I attended an 18-week inpatient treatment program and spent a lot of that time wondering what my life would be like without drugs. Would I have to change careers? If so, what would I do? Would I ever have fun again? Could I even operate in society without getting loaded?! It all seemed too much to deal with, but with some help I was able to see that all I needed to do was take it one day at a time and I would be OK. I really took that advice to heart… every time I felt like using, I would say to myself, “If I still feel this way tomorrow, I can use then.” After a few weeks, I noticed that my obsession to use had lifted and I experienced a feeling of freedom that I hadn’t felt for many years.
Music as meditation
I eventually came to realize that despite what I thought, music was a more powerful force in my life than I could resist. It was my meditation, my prayer, a life line that had kept me tethered to the world even in my darkest hours.

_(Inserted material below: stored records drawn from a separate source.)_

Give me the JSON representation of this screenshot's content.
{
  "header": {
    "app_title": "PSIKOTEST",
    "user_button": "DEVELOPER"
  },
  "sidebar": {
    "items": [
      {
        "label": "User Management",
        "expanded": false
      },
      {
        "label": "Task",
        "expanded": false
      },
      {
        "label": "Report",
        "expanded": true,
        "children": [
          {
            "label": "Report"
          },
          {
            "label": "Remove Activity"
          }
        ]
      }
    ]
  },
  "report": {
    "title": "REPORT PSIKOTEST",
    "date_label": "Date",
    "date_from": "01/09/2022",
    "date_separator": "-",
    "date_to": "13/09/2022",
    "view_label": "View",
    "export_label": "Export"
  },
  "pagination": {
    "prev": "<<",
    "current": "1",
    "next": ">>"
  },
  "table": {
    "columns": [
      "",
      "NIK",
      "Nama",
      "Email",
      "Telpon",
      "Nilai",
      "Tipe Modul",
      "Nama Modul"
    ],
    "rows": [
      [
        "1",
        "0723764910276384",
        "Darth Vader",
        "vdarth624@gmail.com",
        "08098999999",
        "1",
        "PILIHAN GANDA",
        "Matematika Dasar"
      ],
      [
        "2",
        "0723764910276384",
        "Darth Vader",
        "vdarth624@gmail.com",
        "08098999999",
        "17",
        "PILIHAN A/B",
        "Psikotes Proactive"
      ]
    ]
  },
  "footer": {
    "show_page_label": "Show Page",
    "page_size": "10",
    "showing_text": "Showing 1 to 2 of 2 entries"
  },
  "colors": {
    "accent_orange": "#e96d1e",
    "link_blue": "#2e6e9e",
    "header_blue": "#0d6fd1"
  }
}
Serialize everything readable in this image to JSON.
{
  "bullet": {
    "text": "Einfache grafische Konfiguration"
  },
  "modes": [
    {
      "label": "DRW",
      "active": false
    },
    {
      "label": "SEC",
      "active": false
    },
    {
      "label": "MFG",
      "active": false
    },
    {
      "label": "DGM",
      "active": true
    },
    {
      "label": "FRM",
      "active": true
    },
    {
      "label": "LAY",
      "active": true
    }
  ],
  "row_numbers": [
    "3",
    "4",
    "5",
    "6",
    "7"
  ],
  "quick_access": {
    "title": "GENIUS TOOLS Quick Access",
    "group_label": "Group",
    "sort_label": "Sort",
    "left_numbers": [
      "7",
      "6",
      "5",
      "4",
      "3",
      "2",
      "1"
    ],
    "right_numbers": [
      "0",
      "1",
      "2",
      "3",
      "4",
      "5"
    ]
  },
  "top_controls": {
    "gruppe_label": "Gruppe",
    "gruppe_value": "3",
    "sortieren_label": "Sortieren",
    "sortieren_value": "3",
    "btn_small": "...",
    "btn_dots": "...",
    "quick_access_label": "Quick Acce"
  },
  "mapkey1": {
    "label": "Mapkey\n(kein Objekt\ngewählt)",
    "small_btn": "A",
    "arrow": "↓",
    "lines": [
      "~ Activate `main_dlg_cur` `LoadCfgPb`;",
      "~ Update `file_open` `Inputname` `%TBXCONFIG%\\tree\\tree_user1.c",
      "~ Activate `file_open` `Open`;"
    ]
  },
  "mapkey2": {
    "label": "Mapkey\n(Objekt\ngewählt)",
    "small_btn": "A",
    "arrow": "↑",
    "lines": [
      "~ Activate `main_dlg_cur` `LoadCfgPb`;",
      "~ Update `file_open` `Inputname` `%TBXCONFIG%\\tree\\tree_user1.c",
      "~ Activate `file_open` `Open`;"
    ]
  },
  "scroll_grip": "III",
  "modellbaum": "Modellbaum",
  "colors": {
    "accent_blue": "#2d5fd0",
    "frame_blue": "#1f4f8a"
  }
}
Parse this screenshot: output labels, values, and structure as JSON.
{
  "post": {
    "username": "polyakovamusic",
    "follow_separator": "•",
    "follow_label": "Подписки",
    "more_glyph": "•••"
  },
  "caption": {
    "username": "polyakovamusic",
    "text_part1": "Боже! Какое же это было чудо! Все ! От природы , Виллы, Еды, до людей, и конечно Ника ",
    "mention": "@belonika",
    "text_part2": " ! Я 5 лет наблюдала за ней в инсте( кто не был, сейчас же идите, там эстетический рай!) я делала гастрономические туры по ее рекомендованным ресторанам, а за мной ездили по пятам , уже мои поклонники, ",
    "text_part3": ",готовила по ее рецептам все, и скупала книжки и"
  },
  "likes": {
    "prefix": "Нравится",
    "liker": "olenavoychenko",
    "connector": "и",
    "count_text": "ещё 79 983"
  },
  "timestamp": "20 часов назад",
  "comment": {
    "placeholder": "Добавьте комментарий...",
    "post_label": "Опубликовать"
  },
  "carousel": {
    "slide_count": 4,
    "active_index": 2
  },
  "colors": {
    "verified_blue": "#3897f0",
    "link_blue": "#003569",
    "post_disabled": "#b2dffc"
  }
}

I was compelled to play and sing, so within a few months of getting sober I was back playing, this time as guitarist, background vocalist and co-writer in my friend’s band. Within three years I had contributed to two albums and traveled around the world playing music. In spite of my fears, my dreams and ambitions had been reawakened in recovery, and I was able to channel those feelings of desperation, loss, and hopelessness, as well as hope, relief, and sometimes even joy, into my songwriting.
In 2007, I made my first full-length solo album, something I was never able to achieve while I was in active addiction. I shot two videos for songs from that album working with a good friend and director who had also been my first sponsor in the program. I did press and interviews for that record, but I was always careful to skirt around my story of addiction and recovery, partly because I didn’t want to make it a selling point, but mostly because I still felt ashamed of my addiction and the behavior that had gone with it. In my tenth year of sobriety, after many years of writing and performing as a clean addict, I had finally written the songs that spoke directly to my experiences with addiction and recovery. In 2011 I went back into the studio to begin tracking a new record and in October 2012 completed the ten songs that make up An Unwide Road. Songs like “Bringing My Past Back (but not to haunt me)” refer directly to working the steps and looking at my past so that I can move forward, while “Love Is..” adresses the important things in life and how they can be overshadowed by looking for fulfillment in material possessions, substances and obsessions.
Sobriety gives freedom, focus, and strength
Addiction can be overcome. I used to believe that drugs were what allowed me to be creative. In recovery, I have discovered that the opposite is true: I have now been given the freedom, focus and perseverance that have led me to discover my true voice. Recovery has been an amazing adventure, including ups and downs, successes and disappointments, joys and challenges… and every sober day represents an incredible new beginning for which I am truly grateful.
Photo credit: Difei Li